- Opening Delimiter -

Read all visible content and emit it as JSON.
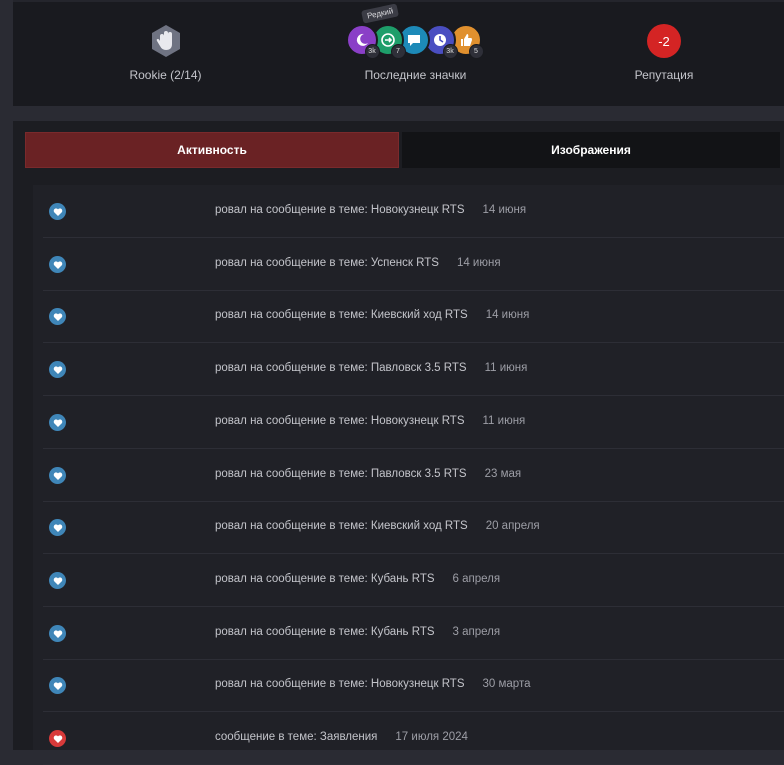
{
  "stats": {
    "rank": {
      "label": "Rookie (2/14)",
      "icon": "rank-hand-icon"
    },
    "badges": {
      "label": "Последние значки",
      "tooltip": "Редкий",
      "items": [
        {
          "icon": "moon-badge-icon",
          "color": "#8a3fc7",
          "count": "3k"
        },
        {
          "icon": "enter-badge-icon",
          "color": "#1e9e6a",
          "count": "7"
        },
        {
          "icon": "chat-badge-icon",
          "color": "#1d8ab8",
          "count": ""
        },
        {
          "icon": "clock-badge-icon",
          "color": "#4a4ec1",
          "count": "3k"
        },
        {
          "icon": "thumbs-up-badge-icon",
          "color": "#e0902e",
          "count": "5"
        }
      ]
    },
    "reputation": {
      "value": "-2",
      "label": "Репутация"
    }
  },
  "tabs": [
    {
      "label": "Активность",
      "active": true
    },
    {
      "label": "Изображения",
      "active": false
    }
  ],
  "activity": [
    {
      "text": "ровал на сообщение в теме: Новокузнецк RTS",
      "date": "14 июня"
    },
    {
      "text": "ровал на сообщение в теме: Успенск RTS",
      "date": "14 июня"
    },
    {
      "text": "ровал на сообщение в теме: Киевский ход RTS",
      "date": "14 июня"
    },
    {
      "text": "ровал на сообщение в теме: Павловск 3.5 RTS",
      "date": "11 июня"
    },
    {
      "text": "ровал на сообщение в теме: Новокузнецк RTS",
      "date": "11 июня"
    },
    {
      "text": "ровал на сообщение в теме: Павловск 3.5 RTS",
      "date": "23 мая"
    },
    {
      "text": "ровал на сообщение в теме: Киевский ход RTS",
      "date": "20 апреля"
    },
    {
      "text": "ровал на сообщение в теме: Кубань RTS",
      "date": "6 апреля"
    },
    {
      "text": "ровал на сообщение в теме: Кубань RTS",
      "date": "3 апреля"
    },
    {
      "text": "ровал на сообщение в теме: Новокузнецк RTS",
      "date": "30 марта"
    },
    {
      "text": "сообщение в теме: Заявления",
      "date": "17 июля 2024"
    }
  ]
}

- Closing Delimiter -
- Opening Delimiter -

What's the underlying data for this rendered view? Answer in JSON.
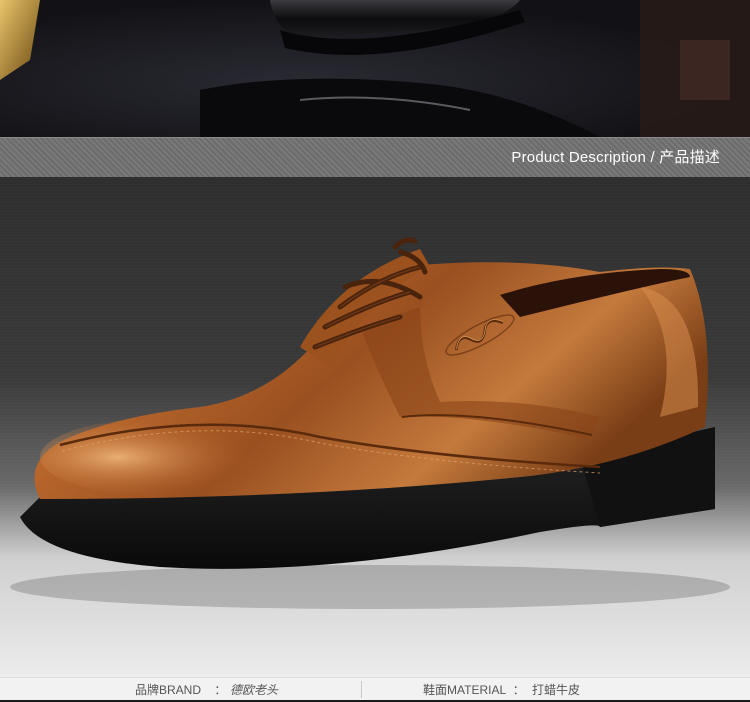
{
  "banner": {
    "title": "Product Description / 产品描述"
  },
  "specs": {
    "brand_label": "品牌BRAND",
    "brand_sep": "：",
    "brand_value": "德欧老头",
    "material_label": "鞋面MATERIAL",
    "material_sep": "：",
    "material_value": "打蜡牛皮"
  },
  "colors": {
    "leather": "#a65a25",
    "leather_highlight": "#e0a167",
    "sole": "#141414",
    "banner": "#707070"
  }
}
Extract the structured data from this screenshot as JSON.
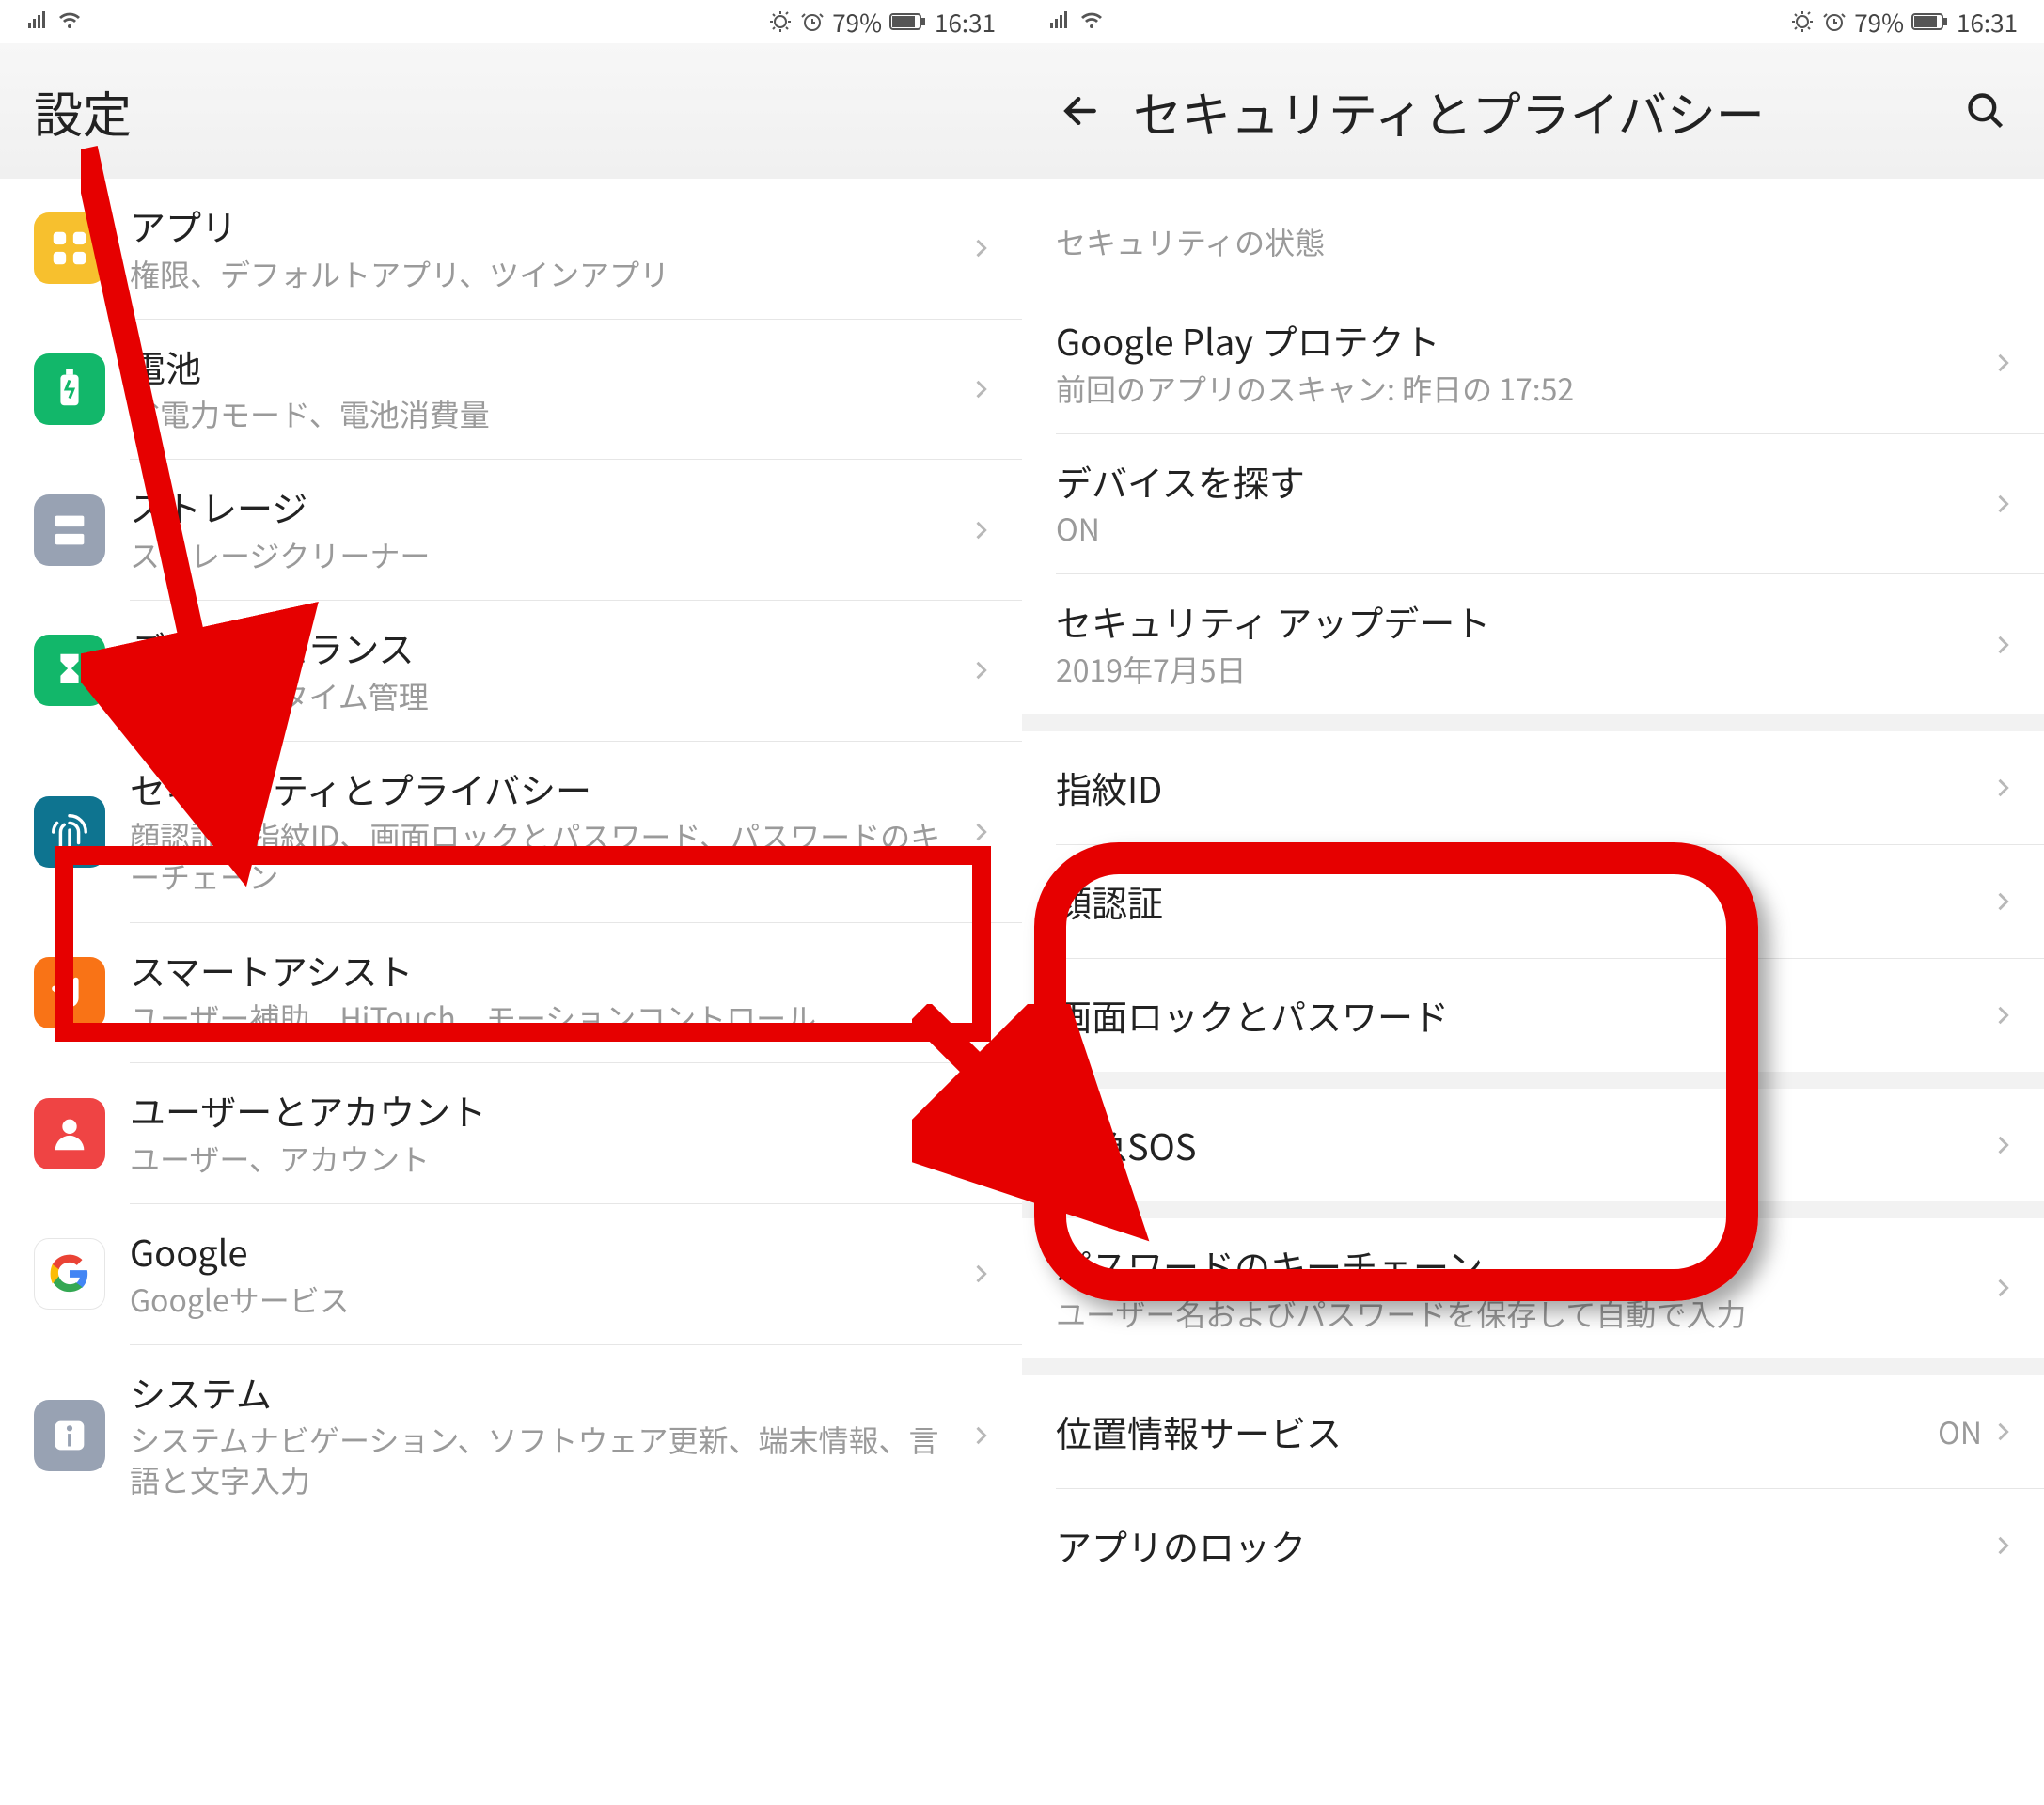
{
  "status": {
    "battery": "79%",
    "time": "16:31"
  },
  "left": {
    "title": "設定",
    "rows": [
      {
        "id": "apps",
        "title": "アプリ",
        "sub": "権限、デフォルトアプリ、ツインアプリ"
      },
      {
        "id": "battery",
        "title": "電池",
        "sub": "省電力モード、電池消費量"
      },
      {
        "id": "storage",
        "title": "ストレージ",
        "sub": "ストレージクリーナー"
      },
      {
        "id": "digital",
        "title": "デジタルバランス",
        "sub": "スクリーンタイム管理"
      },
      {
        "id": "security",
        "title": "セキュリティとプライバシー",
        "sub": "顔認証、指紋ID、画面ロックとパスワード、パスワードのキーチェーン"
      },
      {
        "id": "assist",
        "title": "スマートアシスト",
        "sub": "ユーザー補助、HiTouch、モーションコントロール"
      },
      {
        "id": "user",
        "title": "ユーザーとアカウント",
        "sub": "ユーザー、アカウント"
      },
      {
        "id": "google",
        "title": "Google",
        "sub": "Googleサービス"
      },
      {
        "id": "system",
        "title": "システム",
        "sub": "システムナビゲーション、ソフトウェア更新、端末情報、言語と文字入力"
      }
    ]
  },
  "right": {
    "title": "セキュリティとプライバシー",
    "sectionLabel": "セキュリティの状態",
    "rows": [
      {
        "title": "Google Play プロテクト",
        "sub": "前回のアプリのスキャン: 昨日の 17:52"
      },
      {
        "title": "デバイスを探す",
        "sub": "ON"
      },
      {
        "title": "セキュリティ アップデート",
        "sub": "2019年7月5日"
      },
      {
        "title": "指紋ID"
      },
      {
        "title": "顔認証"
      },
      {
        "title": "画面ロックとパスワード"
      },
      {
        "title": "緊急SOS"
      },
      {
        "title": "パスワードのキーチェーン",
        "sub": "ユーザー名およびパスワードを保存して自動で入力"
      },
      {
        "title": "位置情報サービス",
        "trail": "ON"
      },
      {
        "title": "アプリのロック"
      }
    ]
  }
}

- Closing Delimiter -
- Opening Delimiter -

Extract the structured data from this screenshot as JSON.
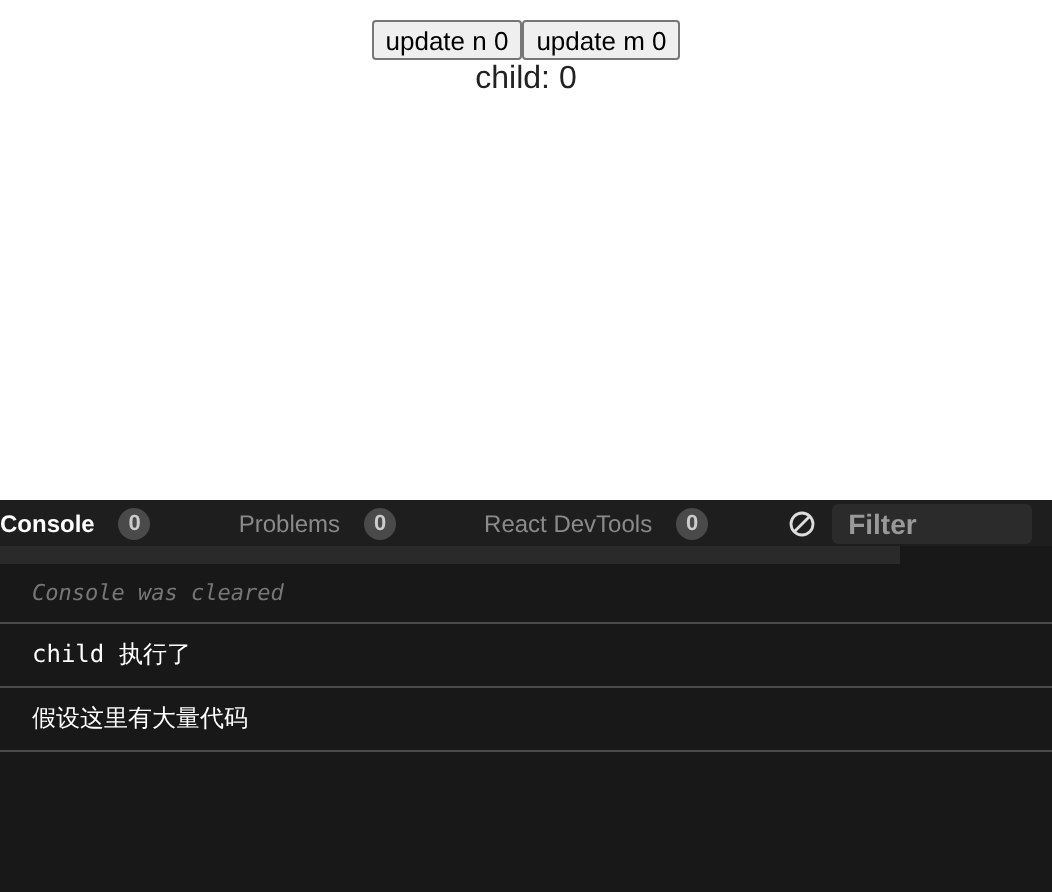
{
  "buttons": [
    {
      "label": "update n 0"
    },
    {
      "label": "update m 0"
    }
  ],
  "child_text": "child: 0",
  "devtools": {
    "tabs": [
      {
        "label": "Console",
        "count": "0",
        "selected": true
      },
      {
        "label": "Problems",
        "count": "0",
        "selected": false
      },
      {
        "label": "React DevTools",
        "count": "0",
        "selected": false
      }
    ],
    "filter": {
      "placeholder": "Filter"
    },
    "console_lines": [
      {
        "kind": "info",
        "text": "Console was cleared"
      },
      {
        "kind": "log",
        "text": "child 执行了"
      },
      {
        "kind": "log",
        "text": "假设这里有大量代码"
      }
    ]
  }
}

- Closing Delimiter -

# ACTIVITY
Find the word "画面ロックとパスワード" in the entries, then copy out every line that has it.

# TASK RESULT
        "sub": "顔認証、指紋ID、画面ロックとパスワード、パスワードのキーチェーン"
        "title": "画面ロックとパスワード"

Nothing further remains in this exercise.